### DIRECTIONS
Each record below must come back exactly as written; its pictures must not.

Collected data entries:
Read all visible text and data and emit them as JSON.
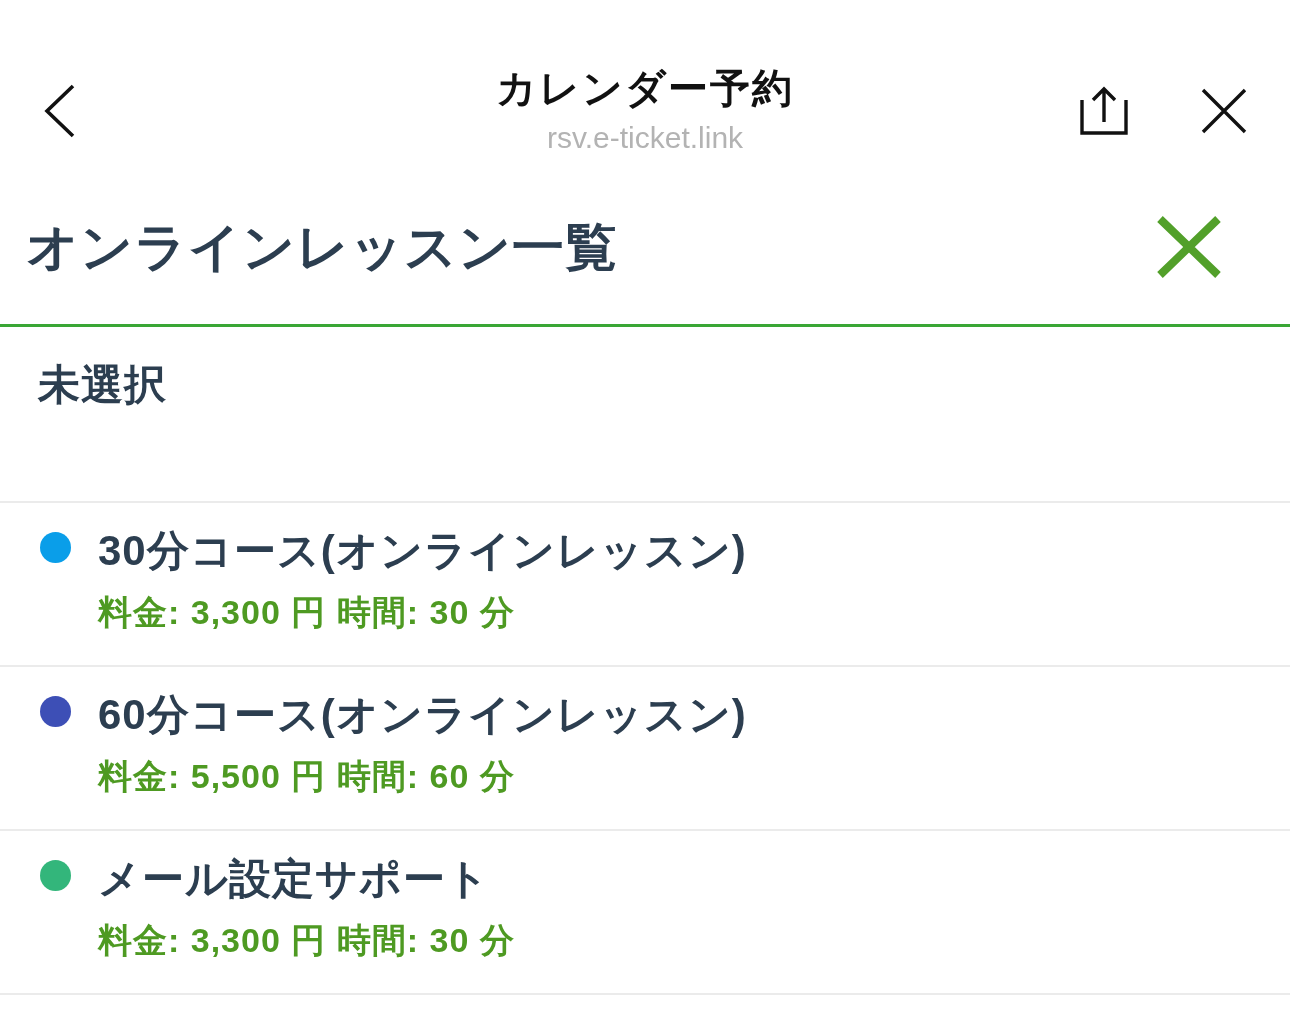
{
  "browser_bar": {
    "title": "カレンダー予約",
    "url": "rsv.e-ticket.link"
  },
  "panel": {
    "title": "オンラインレッスン一覧",
    "selection": "未選択"
  },
  "courses": [
    {
      "name": "30分コース(オンラインレッスン)",
      "details": "料金: 3,300 円 時間: 30 分",
      "color": "#0a9ee9"
    },
    {
      "name": "60分コース(オンラインレッスン)",
      "details": "料金: 5,500 円 時間: 60 分",
      "color": "#3d4fb6"
    },
    {
      "name": "メール設定サポート",
      "details": "料金: 3,300 円 時間: 30 分",
      "color": "#33b67b"
    }
  ]
}
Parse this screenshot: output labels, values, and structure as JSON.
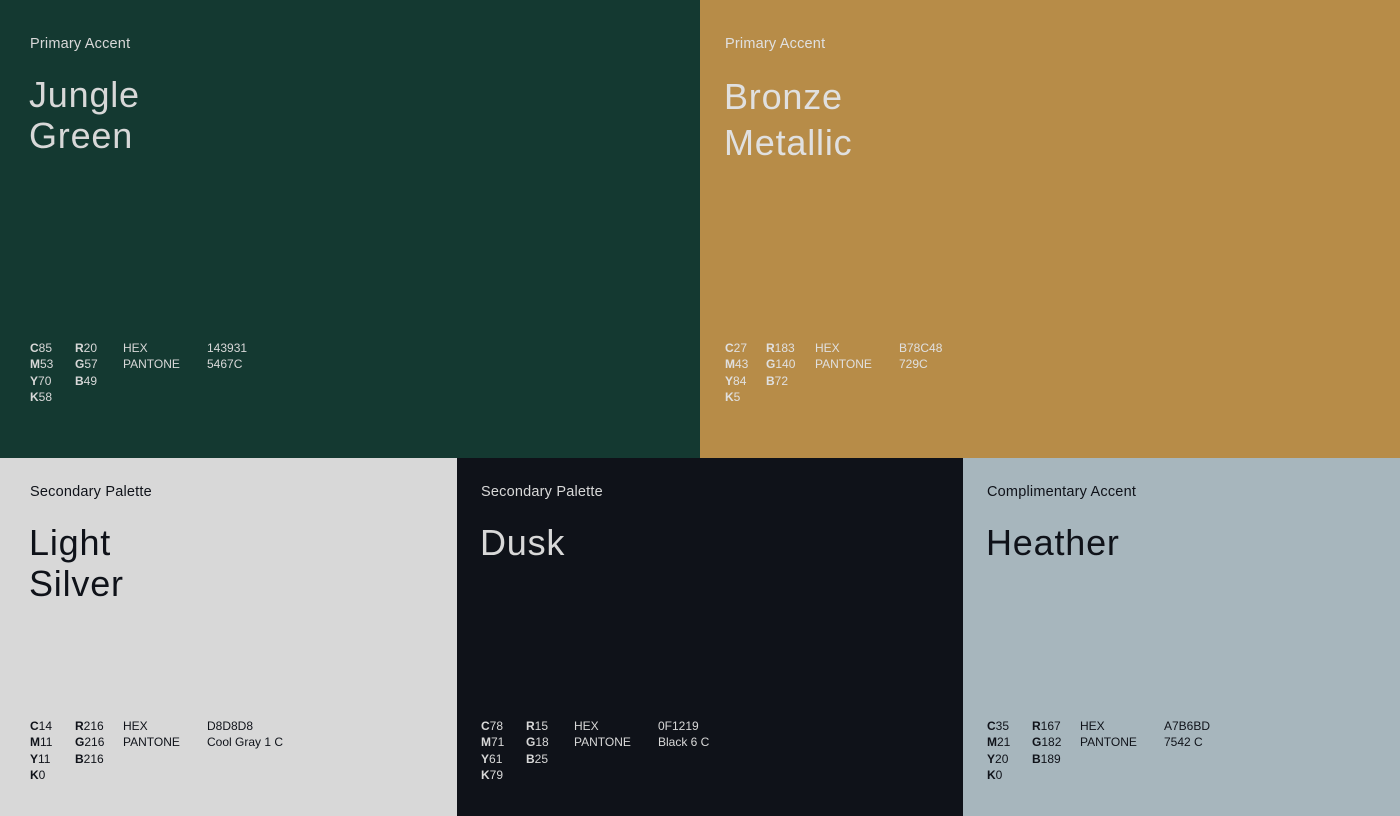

### RESPONSE FOR THIS EXERCISE
Read all visible text and data and emit them as JSON.
{
  "browser_bar": {
    "title": "カレンダー予約",
    "url": "rsv.e-ticket.link"
  },
  "panel": {
    "title": "オンラインレッスン一覧",
    "selection": "未選択"
  },
  "courses": [
    {
      "name": "30分コース(オンラインレッスン)",
      "details": "料金: 3,300 円 時間: 30 分",
      "color": "#0a9ee9"
    },
    {
      "name": "60分コース(オンラインレッスン)",
      "details": "料金: 5,500 円 時間: 60 分",
      "color": "#3d4fb6"
    },
    {
      "name": "メール設定サポート",
      "details": "料金: 3,300 円 時間: 30 分",
      "color": "#33b67b"
    }
  ]
}
Parse this screenshot: output labels, values, and structure as JSON.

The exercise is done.